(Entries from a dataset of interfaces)
-=-=-=-=-

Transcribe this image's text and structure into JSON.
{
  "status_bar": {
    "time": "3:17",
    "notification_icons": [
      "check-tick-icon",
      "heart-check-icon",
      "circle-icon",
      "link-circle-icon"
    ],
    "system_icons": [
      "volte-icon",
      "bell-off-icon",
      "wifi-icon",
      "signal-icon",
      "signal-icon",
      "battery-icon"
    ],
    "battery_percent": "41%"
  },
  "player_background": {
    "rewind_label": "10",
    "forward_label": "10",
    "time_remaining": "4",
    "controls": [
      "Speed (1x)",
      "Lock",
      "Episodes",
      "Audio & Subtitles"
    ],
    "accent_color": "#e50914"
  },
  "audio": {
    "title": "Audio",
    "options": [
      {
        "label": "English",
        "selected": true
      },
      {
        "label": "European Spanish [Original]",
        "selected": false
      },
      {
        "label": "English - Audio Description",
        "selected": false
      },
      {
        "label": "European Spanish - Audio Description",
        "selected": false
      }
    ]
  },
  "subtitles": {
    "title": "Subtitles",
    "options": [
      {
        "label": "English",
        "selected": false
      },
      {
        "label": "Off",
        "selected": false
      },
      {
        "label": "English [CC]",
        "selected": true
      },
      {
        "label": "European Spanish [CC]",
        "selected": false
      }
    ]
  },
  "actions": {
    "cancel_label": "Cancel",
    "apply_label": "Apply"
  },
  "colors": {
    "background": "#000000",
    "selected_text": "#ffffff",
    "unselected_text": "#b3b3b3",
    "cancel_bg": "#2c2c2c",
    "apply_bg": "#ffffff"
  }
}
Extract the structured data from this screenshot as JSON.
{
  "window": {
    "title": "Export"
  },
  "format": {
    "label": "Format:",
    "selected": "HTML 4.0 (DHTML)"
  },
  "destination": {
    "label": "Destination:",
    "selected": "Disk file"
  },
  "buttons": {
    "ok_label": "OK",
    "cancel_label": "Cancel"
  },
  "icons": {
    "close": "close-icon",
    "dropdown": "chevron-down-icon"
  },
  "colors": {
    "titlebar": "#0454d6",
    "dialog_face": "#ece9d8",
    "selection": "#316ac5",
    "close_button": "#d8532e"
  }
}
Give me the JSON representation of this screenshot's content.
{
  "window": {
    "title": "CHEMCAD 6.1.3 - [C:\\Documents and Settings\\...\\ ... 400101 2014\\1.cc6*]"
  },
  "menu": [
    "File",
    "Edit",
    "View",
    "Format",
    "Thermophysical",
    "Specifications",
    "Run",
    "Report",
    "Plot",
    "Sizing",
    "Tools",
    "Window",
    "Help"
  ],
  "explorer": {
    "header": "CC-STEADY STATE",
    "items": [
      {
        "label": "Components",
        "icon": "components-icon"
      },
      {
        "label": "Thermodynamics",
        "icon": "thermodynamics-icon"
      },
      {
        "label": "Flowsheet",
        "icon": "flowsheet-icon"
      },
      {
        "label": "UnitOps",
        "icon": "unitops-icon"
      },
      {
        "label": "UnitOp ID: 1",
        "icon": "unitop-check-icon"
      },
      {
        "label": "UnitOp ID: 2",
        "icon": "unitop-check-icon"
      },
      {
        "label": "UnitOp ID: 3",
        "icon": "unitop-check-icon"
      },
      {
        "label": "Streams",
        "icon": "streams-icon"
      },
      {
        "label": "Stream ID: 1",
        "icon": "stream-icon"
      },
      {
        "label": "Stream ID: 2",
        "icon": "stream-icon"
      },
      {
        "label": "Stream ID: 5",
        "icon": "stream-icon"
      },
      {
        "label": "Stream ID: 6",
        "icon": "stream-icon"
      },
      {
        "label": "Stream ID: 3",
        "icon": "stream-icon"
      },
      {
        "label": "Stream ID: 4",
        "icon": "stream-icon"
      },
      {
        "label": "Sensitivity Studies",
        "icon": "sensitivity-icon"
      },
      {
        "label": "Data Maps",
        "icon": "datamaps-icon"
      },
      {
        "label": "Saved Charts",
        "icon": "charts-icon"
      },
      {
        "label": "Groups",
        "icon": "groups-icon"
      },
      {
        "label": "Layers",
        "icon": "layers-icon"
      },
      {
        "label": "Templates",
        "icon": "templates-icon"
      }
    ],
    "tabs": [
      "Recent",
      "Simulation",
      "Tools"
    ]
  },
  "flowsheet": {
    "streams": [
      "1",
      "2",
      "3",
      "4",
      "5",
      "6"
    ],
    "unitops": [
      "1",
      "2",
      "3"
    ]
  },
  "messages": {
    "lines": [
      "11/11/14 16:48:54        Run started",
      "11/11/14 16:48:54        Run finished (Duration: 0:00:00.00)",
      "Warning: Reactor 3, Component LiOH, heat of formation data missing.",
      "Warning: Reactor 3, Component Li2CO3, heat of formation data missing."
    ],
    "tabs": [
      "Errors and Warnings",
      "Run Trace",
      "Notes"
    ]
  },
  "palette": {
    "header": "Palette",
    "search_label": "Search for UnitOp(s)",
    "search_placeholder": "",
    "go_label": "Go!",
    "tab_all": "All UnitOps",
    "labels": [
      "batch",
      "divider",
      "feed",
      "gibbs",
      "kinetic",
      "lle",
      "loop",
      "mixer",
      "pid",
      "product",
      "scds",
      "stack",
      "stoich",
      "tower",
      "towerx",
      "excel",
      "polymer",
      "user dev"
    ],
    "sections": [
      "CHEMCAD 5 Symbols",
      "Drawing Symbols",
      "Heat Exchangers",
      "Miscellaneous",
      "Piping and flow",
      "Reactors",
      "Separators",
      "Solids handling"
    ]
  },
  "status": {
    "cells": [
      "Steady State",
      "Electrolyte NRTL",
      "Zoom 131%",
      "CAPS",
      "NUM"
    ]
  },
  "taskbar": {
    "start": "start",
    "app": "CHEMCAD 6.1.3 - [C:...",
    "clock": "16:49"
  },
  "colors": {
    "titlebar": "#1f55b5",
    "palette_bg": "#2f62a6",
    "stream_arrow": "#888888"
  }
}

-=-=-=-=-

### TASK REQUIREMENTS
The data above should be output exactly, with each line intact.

### SOLUTION TO THIS EXERCISE
Transcribe this image's text and structure into JSON.
{
  "status_bar": {
    "time": "3:17",
    "notification_icons": [
      "check-tick-icon",
      "heart-check-icon",
      "circle-icon",
      "link-circle-icon"
    ],
    "system_icons": [
      "volte-icon",
      "bell-off-icon",
      "wifi-icon",
      "signal-icon",
      "signal-icon",
      "battery-icon"
    ],
    "battery_percent": "41%"
  },
  "player_background": {
    "rewind_label": "10",
    "forward_label": "10",
    "time_remaining": "4",
    "controls": [
      "Speed (1x)",
      "Lock",
      "Episodes",
      "Audio & Subtitles"
    ],
    "accent_color": "#e50914"
  },
  "audio": {
    "title": "Audio",
    "options": [
      {
        "label": "English",
        "selected": true
      },
      {
        "label": "European Spanish [Original]",
        "selected": false
      },
      {
        "label": "English - Audio Description",
        "selected": false
      },
      {
        "label": "European Spanish - Audio Description",
        "selected": false
      }
    ]
  },
  "subtitles": {
    "title": "Subtitles",
    "options": [
      {
        "label": "English",
        "selected": false
      },
      {
        "label": "Off",
        "selected": false
      },
      {
        "label": "English [CC]",
        "selected": true
      },
      {
        "label": "European Spanish [CC]",
        "selected": false
      }
    ]
  },
  "actions": {
    "cancel_label": "Cancel",
    "apply_label": "Apply"
  },
  "colors": {
    "background": "#000000",
    "selected_text": "#ffffff",
    "unselected_text": "#b3b3b3",
    "cancel_bg": "#2c2c2c",
    "apply_bg": "#ffffff"
  }
}
Extract the structured data from this screenshot as JSON.
{
  "window": {
    "title": "Export"
  },
  "format": {
    "label": "Format:",
    "selected": "HTML 4.0 (DHTML)"
  },
  "destination": {
    "label": "Destination:",
    "selected": "Disk file"
  },
  "buttons": {
    "ok_label": "OK",
    "cancel_label": "Cancel"
  },
  "icons": {
    "close": "close-icon",
    "dropdown": "chevron-down-icon"
  },
  "colors": {
    "titlebar": "#0454d6",
    "dialog_face": "#ece9d8",
    "selection": "#316ac5",
    "close_button": "#d8532e"
  }
}
Give me the JSON representation of this screenshot's content.
{
  "window": {
    "title": "CHEMCAD 6.1.3 - [C:\\Documents and Settings\\...\\ ... 400101 2014\\1.cc6*]"
  },
  "menu": [
    "File",
    "Edit",
    "View",
    "Format",
    "Thermophysical",
    "Specifications",
    "Run",
    "Report",
    "Plot",
    "Sizing",
    "Tools",
    "Window",
    "Help"
  ],
  "explorer": {
    "header": "CC-STEADY STATE",
    "items": [
      {
        "label": "Components",
        "icon": "components-icon"
      },
      {
        "label": "Thermodynamics",
        "icon": "thermodynamics-icon"
      },
      {
        "label": "Flowsheet",
        "icon": "flowsheet-icon"
      },
      {
        "label": "UnitOps",
        "icon": "unitops-icon"
      },
      {
        "label": "UnitOp ID: 1",
        "icon": "unitop-check-icon"
      },
      {
        "label": "UnitOp ID: 2",
        "icon": "unitop-check-icon"
      },
      {
        "label": "UnitOp ID: 3",
        "icon": "unitop-check-icon"
      },
      {
        "label": "Streams",
        "icon": "streams-icon"
      },
      {
        "label": "Stream ID: 1",
        "icon": "stream-icon"
      },
      {
        "label": "Stream ID: 2",
        "icon": "stream-icon"
      },
      {
        "label": "Stream ID: 5",
        "icon": "stream-icon"
      },
      {
        "label": "Stream ID: 6",
        "icon": "stream-icon"
      },
      {
        "label": "Stream ID: 3",
        "icon": "stream-icon"
      },
      {
        "label": "Stream ID: 4",
        "icon": "stream-icon"
      },
      {
        "label": "Sensitivity Studies",
        "icon": "sensitivity-icon"
      },
      {
        "label": "Data Maps",
        "icon": "datamaps-icon"
      },
      {
        "label": "Saved Charts",
        "icon": "charts-icon"
      },
      {
        "label": "Groups",
        "icon": "groups-icon"
      },
      {
        "label": "Layers",
        "icon": "layers-icon"
      },
      {
        "label": "Templates",
        "icon": "templates-icon"
      }
    ],
    "tabs": [
      "Recent",
      "Simulation",
      "Tools"
    ]
  },
  "flowsheet": {
    "streams": [
      "1",
      "2",
      "3",
      "4",
      "5",
      "6"
    ],
    "unitops": [
      "1",
      "2",
      "3"
    ]
  },
  "messages": {
    "lines": [
      "11/11/14 16:48:54        Run started",
      "11/11/14 16:48:54        Run finished (Duration: 0:00:00.00)",
      "Warning: Reactor 3, Component LiOH, heat of formation data missing.",
      "Warning: Reactor 3, Component Li2CO3, heat of formation data missing."
    ],
    "tabs": [
      "Errors and Warnings",
      "Run Trace",
      "Notes"
    ]
  },
  "palette": {
    "header": "Palette",
    "search_label": "Search for UnitOp(s)",
    "search_placeholder": "",
    "go_label": "Go!",
    "tab_all": "All UnitOps",
    "labels": [
      "batch",
      "divider",
      "feed",
      "gibbs",
      "kinetic",
      "lle",
      "loop",
      "mixer",
      "pid",
      "product",
      "scds",
      "stack",
      "stoich",
      "tower",
      "towerx",
      "excel",
      "polymer",
      "user dev"
    ],
    "sections": [
      "CHEMCAD 5 Symbols",
      "Drawing Symbols",
      "Heat Exchangers",
      "Miscellaneous",
      "Piping and flow",
      "Reactors",
      "Separators",
      "Solids handling"
    ]
  },
  "status": {
    "cells": [
      "Steady State",
      "Electrolyte NRTL",
      "Zoom 131%",
      "CAPS",
      "NUM"
    ]
  },
  "taskbar": {
    "start": "start",
    "app": "CHEMCAD 6.1.3 - [C:...",
    "clock": "16:49"
  },
  "colors": {
    "titlebar": "#1f55b5",
    "palette_bg": "#2f62a6",
    "stream_arrow": "#888888"
  }
}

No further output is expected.